Assignment: Which lines of the records contain the word "image"? Show each of them.

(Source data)
++++++++++

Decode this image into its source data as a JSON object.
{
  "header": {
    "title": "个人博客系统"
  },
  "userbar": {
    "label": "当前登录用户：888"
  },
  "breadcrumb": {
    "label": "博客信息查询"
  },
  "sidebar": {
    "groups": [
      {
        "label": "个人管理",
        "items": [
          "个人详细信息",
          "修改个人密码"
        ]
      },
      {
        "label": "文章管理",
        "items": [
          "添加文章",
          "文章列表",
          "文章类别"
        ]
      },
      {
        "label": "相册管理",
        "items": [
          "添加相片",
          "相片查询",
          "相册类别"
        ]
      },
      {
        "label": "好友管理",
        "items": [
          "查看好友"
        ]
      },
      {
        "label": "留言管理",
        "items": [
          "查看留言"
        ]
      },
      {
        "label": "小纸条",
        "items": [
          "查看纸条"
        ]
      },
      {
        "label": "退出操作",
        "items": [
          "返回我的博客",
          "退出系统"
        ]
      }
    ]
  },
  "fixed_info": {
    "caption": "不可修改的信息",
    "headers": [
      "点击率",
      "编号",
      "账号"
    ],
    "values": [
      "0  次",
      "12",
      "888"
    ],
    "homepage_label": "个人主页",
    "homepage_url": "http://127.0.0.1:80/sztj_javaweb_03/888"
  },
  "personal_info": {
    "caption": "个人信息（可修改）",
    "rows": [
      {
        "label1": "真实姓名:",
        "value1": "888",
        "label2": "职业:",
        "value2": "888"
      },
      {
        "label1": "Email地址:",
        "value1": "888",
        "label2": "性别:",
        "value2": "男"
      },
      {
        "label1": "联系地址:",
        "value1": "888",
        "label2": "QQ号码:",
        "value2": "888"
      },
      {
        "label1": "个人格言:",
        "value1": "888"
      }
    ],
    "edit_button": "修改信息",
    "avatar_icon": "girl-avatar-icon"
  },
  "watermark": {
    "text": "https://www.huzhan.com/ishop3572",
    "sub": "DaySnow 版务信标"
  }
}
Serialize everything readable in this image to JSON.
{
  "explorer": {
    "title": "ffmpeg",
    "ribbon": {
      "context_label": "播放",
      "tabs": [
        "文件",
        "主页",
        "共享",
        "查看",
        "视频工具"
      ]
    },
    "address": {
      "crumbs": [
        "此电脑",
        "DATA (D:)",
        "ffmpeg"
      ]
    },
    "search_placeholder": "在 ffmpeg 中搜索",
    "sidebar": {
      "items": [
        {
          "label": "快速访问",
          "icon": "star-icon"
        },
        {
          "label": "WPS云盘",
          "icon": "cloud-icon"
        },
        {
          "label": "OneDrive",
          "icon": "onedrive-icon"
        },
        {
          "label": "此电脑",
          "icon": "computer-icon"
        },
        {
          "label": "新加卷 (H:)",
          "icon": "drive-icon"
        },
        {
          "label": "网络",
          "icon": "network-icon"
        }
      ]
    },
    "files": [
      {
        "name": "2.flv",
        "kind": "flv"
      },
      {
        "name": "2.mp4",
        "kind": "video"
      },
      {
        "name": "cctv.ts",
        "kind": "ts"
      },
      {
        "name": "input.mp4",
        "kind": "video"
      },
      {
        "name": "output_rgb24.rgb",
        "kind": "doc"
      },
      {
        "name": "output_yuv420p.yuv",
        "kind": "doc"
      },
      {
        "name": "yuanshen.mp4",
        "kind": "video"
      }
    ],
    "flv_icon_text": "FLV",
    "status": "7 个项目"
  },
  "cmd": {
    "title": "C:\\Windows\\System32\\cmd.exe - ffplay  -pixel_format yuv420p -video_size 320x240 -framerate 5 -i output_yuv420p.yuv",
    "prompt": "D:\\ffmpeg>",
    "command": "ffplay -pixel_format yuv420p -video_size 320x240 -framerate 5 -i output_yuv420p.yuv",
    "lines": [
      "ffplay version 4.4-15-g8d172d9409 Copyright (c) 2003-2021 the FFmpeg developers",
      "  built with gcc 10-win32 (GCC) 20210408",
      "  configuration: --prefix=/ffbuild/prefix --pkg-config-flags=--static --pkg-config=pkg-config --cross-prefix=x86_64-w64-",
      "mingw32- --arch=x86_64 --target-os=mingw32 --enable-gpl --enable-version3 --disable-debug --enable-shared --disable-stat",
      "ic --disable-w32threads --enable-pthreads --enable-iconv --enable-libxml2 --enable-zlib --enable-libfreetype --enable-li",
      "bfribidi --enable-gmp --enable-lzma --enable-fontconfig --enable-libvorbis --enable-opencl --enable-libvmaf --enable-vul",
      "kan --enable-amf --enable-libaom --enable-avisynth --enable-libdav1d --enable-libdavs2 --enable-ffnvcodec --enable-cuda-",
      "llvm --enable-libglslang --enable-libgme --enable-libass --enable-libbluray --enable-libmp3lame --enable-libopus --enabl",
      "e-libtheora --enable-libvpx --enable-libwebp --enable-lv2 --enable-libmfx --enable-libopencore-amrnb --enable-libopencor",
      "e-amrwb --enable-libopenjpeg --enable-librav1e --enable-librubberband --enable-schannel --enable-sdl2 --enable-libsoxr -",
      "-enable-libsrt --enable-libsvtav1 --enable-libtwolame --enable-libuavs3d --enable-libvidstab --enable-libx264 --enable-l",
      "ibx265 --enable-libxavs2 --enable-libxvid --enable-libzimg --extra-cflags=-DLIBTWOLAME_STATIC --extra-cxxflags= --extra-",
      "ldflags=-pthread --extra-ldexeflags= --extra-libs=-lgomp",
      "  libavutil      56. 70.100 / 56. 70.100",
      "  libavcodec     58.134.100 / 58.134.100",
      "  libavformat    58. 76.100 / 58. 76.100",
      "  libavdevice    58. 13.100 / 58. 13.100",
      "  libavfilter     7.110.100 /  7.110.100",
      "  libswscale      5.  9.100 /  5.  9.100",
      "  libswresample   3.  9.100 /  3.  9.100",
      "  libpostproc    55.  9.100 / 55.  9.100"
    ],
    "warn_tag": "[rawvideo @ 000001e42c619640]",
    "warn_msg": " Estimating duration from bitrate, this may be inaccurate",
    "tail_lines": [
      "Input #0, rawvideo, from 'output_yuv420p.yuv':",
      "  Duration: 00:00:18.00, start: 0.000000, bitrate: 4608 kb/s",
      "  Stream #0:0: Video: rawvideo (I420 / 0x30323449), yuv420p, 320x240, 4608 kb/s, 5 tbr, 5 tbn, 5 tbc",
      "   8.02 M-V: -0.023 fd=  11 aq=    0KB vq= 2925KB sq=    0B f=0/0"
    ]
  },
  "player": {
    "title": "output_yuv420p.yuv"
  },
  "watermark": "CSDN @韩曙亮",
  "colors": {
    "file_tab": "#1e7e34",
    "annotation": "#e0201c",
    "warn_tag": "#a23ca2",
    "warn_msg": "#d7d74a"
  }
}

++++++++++

Problem solution:
Decode this image into its source data as a JSON object.
Serialize everything readable in this image to JSON.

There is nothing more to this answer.